Desert Isle Keeper
The Widow of Rose House
Diana Biller’s The Widow of Rose House is a wonderful gothic romance with a sense of humor that pits a skeptic against a scientist with a love for the paranormal.
Alva Penrose Rensselaer Webster is still battling a society that prefers to penalize her for leaving her husband Alain while ignoring the fact that he was abusing her physically. Three years of scorn and gossip have passed by, and now Alain has been murdered, allowing Alva the possibility of a new life. Thus, she’s trying to clean up her image by planting herself in New York. Alva’s plans include publishing a guide to etiquette as Mrs. Webster, which will help fund her plan to refurbish Liefdehuis in Hyde Park, a dilapidated mansion with a negative history that she buys because she pities it.
While lunching at Delmonicos, Alva is approached by the awkward inventor, Professor Samuel Moore, creator of the Moore Lantern (and conduit, and rail system), an expert in engineering who comes from a gregarious family of accomplished scientists. Sam also has a penchant for the paranormal, and he approaches Alva with a proposition; he wants to find out if the hauntings reported at Liefdehuis are genuine and examine the house’s metaphysical energies. Alva considers those rumors simple gossip, the result of people trying to scare her off thanks to her reputation, but Sam will not give up and starts interviewing the house’s former employees in order to obtain evidence. Alva gets her own when multiple builders she’s hired to restore Liefdehuis flee the place and refuse to return, claiming they’ve seen a ghost. Eventually Alva lets Sam try to examine the place – against her better instincts, but desperate to have a livable home. Together, Sam and Alva research the history of the house to get a bead on their ghost and clear its energies for once and all –and they also begin to fall in love. But will the ghosts of the pasts – Alva’s, in the form of her dead husband’s just-as-abusive twin, Alfred, and the house’s – part these two for good?
The Widow of Rose House is a great little romance. It’s heartbreaking, feminist, filled with romantic life and touched with a sense of the utterly creepy and spooky. Its sense of humor is a surprise which colors all of the words between its pages.
Alva is smart and indomitable, and has developed an outer shell that’s hard to crack, although she does have have her weaknesses, of course. And creative, loving Sam makes a good foil for her with his happiness, his intense affection and his expansive sense of wonder – something that needs to be awakened in Alva.
The romance between them works because of the delicious banter and the fact that they make each other better but don’t disappear into one another. They’re both dedicated to the mystery and to helping one another grow, and the reader’s reward is their success.
The solution to the ghost plot is fairly unexpected and interesting (and plants some unique red herrings in the reader’s path), although I have to say that I liked the book’s ghostly antagonist much better than I did its human ones.

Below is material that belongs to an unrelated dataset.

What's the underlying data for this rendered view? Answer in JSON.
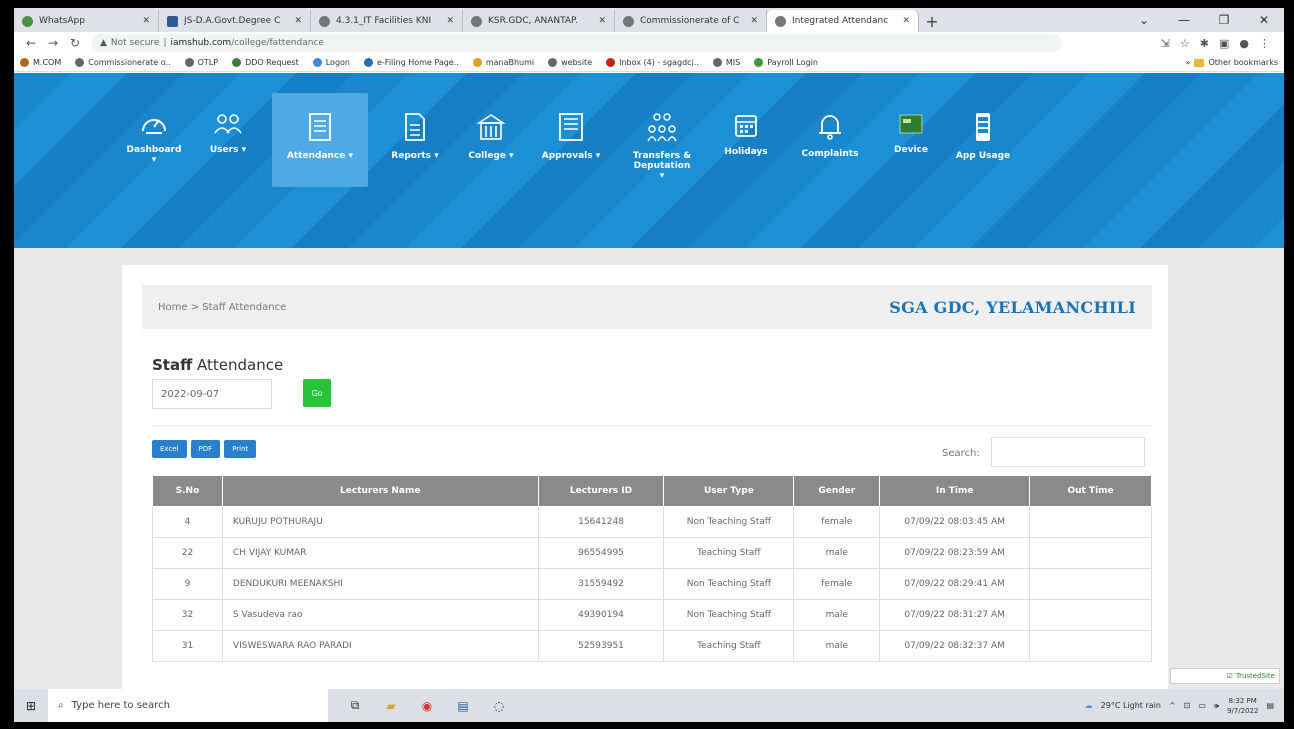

The book’s only real flaw is its pacing. The conclusion runs a little too quickly and is rather too pat, speeding things to a comfortable conclusion that doesn’t take the time to smell the roses its richly earned. But the epilogue’s content is perfectly sweet and romantic, which makes the rushed conclusion worthwhile in the long run.
The Widow of Rose House is a wonderful romance with a warm heart – and chilly extremities – that will win it many fans.